The day of the month as a decimal number (range 01 to 31).

%e

Like %d, the day of the month as a decimal number, but a leading zero is replaced by a space.

%E

Modifier: use alternative format, see below.

%F

Equivalent to %Y-%m-%d (the ISO 8601 date format).

%G

The ISO 8601 week-based year with century as a decimal number. The 4-digit year corresponding to the ISO week number (see %V).  This has the same format and value as %Y, except that if the ISO week number belongs to the previous or next year, that year is used instead.

%g

Like %G, but without century, that is, with a 2-digit year (00-99).

%h

Equivalent to %b.

%H

The hour as a decimal number using a 24-hour clock (range 00 to 23).

%I

The hour as a decimal number using a 12-hour clock (range 01 to 12).

%j

The day of the year as a decimal number (range 001 to 366).

%k

The hour (24-hour clock) as a decimal number (range 0 to 23); single digits are preceded by a blank. (See also %H.)

%l

The hour (12-hour clock) as a decimal number (range 1 to 12); single digits are preceded by a blank.  (See also %I.)

%m

The month as a decimal number (range 01 to 12).

%M

The minute as a decimal number (range 00 to 59).

%n

A newline character.

%O

Modifier: use alternative format, see below.

%p

Either "AM" or "PM" according to the given time value, or the corresponding strings for the current locale.

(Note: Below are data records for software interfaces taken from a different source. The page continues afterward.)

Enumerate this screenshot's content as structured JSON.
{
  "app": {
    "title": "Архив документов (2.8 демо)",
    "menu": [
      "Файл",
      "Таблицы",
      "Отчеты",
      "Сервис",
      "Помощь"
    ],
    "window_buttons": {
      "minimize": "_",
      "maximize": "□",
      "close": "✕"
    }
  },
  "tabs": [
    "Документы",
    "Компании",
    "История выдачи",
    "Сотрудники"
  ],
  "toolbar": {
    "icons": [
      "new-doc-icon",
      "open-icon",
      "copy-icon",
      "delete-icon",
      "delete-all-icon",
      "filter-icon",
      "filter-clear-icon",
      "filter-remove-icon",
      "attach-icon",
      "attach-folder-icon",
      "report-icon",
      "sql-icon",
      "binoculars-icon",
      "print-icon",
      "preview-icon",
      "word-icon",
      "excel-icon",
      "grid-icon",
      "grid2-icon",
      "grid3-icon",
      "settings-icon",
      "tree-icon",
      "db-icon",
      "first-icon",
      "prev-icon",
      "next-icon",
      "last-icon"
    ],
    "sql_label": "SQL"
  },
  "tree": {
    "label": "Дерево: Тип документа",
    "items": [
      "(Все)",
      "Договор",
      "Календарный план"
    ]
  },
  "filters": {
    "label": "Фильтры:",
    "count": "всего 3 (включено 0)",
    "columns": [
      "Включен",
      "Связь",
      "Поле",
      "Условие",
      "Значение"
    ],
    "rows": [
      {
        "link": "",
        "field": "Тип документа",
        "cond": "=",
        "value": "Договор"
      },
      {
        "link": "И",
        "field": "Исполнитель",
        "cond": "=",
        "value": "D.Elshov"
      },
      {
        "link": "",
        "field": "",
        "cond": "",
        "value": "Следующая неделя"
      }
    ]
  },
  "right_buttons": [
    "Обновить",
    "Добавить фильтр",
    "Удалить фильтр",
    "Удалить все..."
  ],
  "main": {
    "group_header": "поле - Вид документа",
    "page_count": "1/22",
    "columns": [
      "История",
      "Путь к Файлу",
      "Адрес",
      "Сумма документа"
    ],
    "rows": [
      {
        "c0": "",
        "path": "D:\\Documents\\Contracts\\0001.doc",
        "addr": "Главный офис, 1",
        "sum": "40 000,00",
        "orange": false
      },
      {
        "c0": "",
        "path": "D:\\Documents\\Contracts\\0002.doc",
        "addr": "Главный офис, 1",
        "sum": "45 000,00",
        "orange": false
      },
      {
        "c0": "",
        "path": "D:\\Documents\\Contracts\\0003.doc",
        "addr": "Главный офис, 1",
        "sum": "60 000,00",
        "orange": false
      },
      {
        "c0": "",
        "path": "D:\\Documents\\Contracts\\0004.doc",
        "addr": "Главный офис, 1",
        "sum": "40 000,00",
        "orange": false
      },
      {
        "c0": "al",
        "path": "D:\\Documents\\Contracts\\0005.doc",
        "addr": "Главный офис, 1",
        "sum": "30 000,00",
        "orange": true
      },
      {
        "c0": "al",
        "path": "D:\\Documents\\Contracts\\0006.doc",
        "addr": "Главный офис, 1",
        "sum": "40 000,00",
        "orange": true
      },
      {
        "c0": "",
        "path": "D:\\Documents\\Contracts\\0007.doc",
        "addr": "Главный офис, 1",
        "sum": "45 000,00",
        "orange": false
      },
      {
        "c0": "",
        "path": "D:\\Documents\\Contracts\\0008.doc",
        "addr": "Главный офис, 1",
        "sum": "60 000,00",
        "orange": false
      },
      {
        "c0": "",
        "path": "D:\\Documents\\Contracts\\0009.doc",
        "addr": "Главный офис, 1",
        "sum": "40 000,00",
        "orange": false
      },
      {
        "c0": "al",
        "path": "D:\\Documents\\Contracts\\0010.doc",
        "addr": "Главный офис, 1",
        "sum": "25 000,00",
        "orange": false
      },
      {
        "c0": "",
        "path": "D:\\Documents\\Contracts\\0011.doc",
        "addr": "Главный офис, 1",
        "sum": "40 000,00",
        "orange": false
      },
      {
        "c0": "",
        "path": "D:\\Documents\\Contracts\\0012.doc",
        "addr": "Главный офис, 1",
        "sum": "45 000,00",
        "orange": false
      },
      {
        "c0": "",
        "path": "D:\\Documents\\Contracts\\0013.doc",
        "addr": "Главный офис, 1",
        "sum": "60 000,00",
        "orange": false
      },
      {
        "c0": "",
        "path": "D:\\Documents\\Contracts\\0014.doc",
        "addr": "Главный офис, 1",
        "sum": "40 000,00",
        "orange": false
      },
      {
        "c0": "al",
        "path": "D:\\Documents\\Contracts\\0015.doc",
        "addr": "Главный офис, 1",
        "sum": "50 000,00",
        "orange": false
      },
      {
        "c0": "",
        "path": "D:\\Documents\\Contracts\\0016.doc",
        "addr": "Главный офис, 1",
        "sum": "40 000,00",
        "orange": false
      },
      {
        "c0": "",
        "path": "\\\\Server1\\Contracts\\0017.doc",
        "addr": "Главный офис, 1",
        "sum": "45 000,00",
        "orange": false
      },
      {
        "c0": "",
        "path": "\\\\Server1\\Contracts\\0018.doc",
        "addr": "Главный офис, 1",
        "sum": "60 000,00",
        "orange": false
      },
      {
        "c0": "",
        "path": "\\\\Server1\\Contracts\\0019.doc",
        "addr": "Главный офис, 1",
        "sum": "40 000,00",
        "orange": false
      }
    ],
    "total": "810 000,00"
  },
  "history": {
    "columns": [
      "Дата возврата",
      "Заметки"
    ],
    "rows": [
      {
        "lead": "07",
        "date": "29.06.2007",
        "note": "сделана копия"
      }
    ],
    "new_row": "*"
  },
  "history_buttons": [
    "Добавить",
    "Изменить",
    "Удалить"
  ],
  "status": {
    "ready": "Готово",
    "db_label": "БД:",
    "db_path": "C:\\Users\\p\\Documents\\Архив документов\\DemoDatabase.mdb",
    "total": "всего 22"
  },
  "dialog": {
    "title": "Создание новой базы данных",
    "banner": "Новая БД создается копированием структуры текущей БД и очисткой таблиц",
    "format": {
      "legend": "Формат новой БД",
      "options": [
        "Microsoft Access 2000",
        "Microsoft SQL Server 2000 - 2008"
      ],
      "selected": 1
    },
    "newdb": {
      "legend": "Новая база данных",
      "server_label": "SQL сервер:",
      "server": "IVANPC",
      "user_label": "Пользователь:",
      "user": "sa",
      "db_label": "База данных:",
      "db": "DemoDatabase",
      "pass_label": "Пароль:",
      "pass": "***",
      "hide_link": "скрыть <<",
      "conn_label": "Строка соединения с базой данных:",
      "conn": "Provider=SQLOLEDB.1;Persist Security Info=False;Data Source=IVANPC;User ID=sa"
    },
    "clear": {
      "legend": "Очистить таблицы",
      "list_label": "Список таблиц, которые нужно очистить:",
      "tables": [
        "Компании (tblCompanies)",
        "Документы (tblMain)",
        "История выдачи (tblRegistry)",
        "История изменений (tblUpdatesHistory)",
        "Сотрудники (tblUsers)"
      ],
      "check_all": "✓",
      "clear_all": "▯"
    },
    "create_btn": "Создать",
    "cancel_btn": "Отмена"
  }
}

Noon is treated as "PM" and midnight as "AM".

%P

Like %p but in lowercase: "am" or "pm" or a corresponding string for the current locale.

%r

The time in a.m. or p.m. notation. In the POSIX locale this is equivalent to %I:%M:%S %p.

%R

The time in 24-hour notation (%H:%M). For a version including the seconds, see %T below.

%s

The number of seconds since the Epoch, 1970-01-01 00:00:00 +0000 (UTC).

%S

The second as a decimal number (range 00 to 60). (The range is up to 60 to allow for occasional leap seconds).

%t

A tab character.

%T

The time in 24-hour notation (%H:%M:%S).

%u

The day of the week as a decimal, range 1 to 7, Monday being 1. (See also %w.)

%U

The week number of the current year as a decimal number, range 00 to 53, starting with the first Sunday as the first day ofweek 01. (See also %V and %W.)

%V

The ISO 8601 week number of the current year as a decimal number, range 01 to 53, where week 1 is the first week that has at least 4 days in the new year. (See also %U and %W. (Calculated from tm_year, tm_yday, and tm_wday.)

%w

The day of the week as a decimal, range 0 to 6, Sunday being 0.  See also %u.

%W

The week number of the current year as a decimal number, range 00 to 53, starting with the first Monday as the first day of week 01.

%x

The preferred date representation for the current locale without the time.

%X

The preferred time representation for the current locale without the date.

%y

The year as a decimal number without a century (range 00 to 99).

%Y

The year as a decimal number including the century.

%z

The +hhmm or -hhmm numeric timezone (that is, the hour and minute offset from UTC).

%Z

The timezone name or abbreviation.

%%

A literal '%' character.


Alternate Format Modifiers

Some conversion specifications can be modified by preceding the conversion specifier character by the E or O modifier to indicate that an alternative format should be used. If the alternative format or specification does not exist for the current locale, the behavior will be as if the unmodified conversion specification were used. (SU) The Single UNIX Specification mentions %Ec, %EC, %Ex, %EX, %Ey, %EY, %Od, %Oe, %OH, %OI, %Om, %OM, %OS, %Ou, %OU, %OV, %Ow, %OW, %Oy, where the effect of the O modifier is to use alternative numeric symbols (say, roman numerals), and that of the E modifier is to use a locale-dependent alternative representation.

NOTE: The date is formatted by to_char using the C Function strftime.